- Who paid for the pet?
- Who did what to support the pet?
- What are the economic circumstances of each of you?
Sounds very math and financial, doesn’t it?
What Does Pet Best Interest Mean?
The approach that is more akin to how most people view their pets is “best interest.” This is a more nuanced approach. Some states, particularly California, Illinois, and Alaska, now require this standard.
The best interest approach takes into account factors such as the following:
- the wishes of each “parent”
- the interactions between the pet and the parents and with the children
- the mental and physical health of all parties
- each party’s ability to encourage the sharing of love and affection and contact between the pet and the other party
Other considerations include where the children live, previous care responsibilities, previous financial obligations for the pet, and future living conditions.
Reaching an agreement is best
As a divorce mediator in Boulder County, I have to tell you that reaching an agreement on your pet (and anything else related to your divorce) is always better for you and your STBX. You can create terms that cover your specific problems and concerns, and you won’t spend a lot of money on lawyers for court hearings.
Making an arrangement on your own will reduce the stress and fear of conflict for everyone involved, including your children.
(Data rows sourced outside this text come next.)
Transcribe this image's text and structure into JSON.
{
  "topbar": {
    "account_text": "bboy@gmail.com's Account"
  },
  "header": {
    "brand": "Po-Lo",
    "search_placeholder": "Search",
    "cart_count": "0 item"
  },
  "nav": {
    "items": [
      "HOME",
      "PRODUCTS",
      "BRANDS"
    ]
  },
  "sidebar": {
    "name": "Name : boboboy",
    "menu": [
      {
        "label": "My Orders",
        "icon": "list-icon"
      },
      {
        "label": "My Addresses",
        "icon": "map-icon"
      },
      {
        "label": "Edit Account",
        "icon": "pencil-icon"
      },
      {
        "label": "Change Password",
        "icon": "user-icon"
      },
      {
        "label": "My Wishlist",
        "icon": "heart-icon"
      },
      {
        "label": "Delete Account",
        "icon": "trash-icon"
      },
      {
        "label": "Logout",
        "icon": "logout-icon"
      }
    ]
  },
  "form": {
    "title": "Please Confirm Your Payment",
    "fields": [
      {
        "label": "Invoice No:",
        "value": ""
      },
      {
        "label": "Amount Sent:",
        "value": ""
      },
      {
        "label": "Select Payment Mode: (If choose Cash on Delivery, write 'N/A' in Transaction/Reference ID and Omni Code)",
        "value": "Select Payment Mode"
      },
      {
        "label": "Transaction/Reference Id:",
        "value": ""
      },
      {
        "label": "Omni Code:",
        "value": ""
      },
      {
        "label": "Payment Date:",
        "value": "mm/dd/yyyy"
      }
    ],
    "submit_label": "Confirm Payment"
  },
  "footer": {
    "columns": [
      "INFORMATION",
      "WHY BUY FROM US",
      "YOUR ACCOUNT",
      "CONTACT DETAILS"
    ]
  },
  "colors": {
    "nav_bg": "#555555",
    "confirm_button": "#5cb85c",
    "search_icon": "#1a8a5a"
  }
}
And I would argue that this will add to a civil relationship with your STBX, which is vital if you are parents together.
If you are working with an attorney or mediator, you can suggest to your STBX that you work on your pet contract separately. This would help you manage your expenses, and you can still ask your mediator or attorney to include the agreement on your divorce papers so that it becomes a court order.
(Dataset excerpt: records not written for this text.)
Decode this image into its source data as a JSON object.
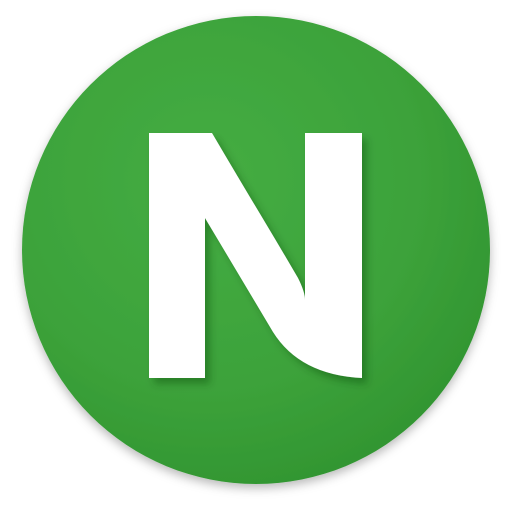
{
  "icon": {
    "name": "app-icon",
    "glyph": "N",
    "colors": {
      "background": "#3a9d3a",
      "background_light": "#45ad43",
      "background_dark": "#2f922f",
      "glyph": "#ffffff",
      "page": "#ffffff"
    }
  }
}
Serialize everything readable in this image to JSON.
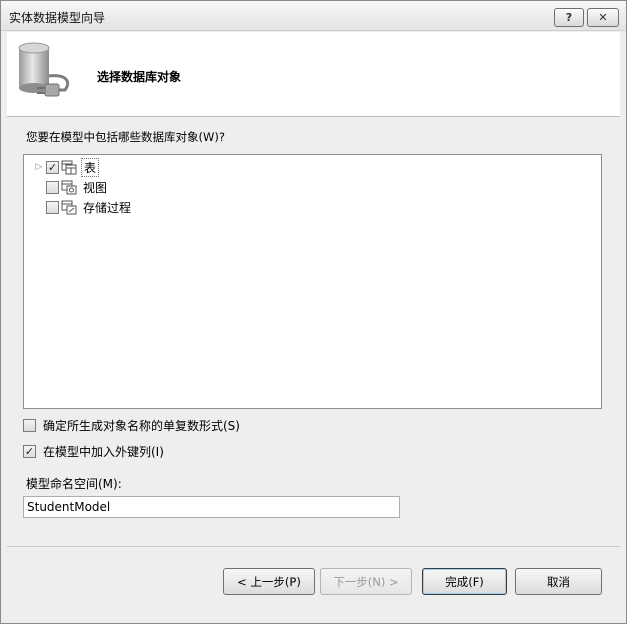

What does an agreement include?
The good news about creating a pet custody agreement is that you don’t have to start from scratch. When you create a parenting plan, you can emulate it. Work through each section as you would your pet.
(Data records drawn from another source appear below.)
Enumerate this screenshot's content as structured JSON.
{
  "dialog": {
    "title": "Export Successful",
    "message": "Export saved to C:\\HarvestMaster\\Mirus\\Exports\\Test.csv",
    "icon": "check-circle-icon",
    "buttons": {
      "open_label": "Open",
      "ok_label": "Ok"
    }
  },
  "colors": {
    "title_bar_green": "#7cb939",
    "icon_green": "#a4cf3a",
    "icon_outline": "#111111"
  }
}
There may be some sections like Tax Exemptions and Phone Contacts that don’t apply, but most of the other sections would. In addition to the basic plan and vacation insurance, I would pay special attention to how decisions about medical treatment are made and how veterinary expenses are shared.
Denver-based attorney Rich Harris says it’s also important to develop the ability to change the agreement in the future. For example, you can agree to meet annually to review the agreement for necessary or desirable changes if you consider changes to your life situation or the life of your STBX and your pet’s health.
Shared custody arrangements, where the pet moves between houses, are great for dogs. They don’t work as well for other pets, either because the pet itself doesn’t fare well in two different places, like many cats, or because, like a fish, it would be very difficult to move the animal to another location on a regular basis. In these situations, you will likely talk about who the pet will be staying with and how the other party can come to visit regularly.
You can also find templates on the Internet, for example from LegalTemplates.
Talk to your pet
When we talk about best interest, you’ll also want to consider what it means from the pet’s point of view. You and your STBX likely have your own opinions about what your pet wants. Your children probably too.
Just as you may be asking for input from your child on any aspect of the parenting agreement, you can talk to your pet. Yes, I said that. I will forgive you if you think this is totally atypical of me, but listen to me.
Some of my clients have worked with an animal communicator or clairvoyant to resolve pet custody issues. It seems like a very bouldering thing, but it’s real. In the cases I have been involved in, it has helped the parties reach an agreement.
A good first step is for you and your STBX to agree on the professional’s choice. Then you can both meet with the clairvoyant.
If you have a pet custody arrangement with your ex, please share it in the comments. Now, if this is a problem for you, would you use a pet clairvoyant?
Photo by Zach Kadolph on Unsplash